- apply basic feedforward for motion control,
- recognize which technique is applicable to the specific application at hand (e.g., iterative learning control, repetitive control, and new advanced feed-forward algorithms),
- analyze and design ILC controllers addressing both performance and robustness (convergence), both in frequency domain and lifted domain,
- implement and analyze basis functions in ILC,
- auto tuning of advanced feedforward controllers,
- apply input shapers and rational feedforward,
- obtain hands-on experience on an industrial mechanical positioning system.
This course is intended for engineers involved in control systems who want to gain more insight into the possibilities and implementations of advanced feedforward and learning control in an industrial setting.

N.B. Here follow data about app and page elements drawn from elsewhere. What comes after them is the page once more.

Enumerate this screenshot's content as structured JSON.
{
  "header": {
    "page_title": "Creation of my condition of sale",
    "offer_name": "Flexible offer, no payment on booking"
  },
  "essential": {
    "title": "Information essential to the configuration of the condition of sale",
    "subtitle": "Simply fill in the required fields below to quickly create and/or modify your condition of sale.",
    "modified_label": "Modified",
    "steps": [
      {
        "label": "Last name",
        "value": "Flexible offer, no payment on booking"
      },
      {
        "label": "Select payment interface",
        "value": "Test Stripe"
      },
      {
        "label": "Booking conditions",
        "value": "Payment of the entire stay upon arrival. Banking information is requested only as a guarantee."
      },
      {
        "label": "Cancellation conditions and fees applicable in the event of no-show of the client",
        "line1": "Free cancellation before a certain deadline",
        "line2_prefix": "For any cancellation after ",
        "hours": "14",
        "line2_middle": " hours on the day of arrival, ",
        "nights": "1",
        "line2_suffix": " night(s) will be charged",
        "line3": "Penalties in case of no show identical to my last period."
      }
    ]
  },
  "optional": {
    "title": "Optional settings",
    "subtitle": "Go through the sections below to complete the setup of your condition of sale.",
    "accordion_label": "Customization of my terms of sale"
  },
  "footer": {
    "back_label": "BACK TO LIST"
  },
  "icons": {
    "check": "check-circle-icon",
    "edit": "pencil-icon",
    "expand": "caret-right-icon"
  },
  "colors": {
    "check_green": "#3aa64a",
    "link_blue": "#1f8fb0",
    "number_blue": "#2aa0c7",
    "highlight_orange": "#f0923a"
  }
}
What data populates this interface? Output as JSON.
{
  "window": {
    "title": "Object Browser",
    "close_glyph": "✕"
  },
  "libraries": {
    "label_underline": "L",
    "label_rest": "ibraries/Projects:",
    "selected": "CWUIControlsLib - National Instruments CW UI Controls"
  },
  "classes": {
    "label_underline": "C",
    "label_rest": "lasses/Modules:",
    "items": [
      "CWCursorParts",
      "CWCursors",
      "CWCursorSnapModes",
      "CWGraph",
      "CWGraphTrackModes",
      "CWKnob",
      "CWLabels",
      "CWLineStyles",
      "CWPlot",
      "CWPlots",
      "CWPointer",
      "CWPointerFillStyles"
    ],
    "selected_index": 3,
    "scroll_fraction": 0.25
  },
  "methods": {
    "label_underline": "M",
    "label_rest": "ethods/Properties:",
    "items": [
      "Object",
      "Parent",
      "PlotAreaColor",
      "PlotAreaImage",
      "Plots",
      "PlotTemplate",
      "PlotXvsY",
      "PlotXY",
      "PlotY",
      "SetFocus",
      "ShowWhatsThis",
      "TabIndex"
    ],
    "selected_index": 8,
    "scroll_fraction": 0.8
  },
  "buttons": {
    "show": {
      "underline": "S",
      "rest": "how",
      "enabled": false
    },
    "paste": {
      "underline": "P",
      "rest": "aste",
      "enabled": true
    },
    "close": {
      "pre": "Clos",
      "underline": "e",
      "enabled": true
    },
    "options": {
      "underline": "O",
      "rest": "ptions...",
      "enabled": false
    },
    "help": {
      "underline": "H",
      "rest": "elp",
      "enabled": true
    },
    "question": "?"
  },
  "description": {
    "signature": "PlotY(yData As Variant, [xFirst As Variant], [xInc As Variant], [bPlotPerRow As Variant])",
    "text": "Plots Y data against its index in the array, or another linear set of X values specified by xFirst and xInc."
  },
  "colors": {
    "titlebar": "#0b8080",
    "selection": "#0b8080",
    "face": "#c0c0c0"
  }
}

It is recommended that participants already have a Bachelor or Master education in electrical engineering, mechanical engineering, mechatronics, physics, or equivalent practical experience and must have some basic understanding of servo control.
This course is particularly suitable for engineers having followed the course in 'Motion control tuning'.
The following topics are treated:
- Overview application areas
- Feed-forward design for high-precision motion systems: velocity, mass, jerk, snap feedforward
- Iterative learning control: basic principles, frequency domain approach, convergence and robustness analysis, and design
- Lifted iterative learning control: basic principles, analysis, optimal design
- Basis functions in iterative learning control
- Automated feedforward tuning through identification-based approach
- Input shaping and rational feedforward
- Repetitive control: basic principles
- Practical examples
- Simulation and design of systems using Matlab and SIMULINK
- Hands-on experience with real-time implementation using SIMULINK on HP printer setup.
This course is certified by the European society for precision engineering & nanotechnology (euspen) and the Dutch Society for Precision Engineering (DSPE) and leads to the ECP2-certificate.
“Great atmosphere, good lecturers, well done!” – Thijs Kniknie (NXP)
“Most important items learned: ILC in general. Hands one experiments and experience.” – Joris van den Boom (ASML)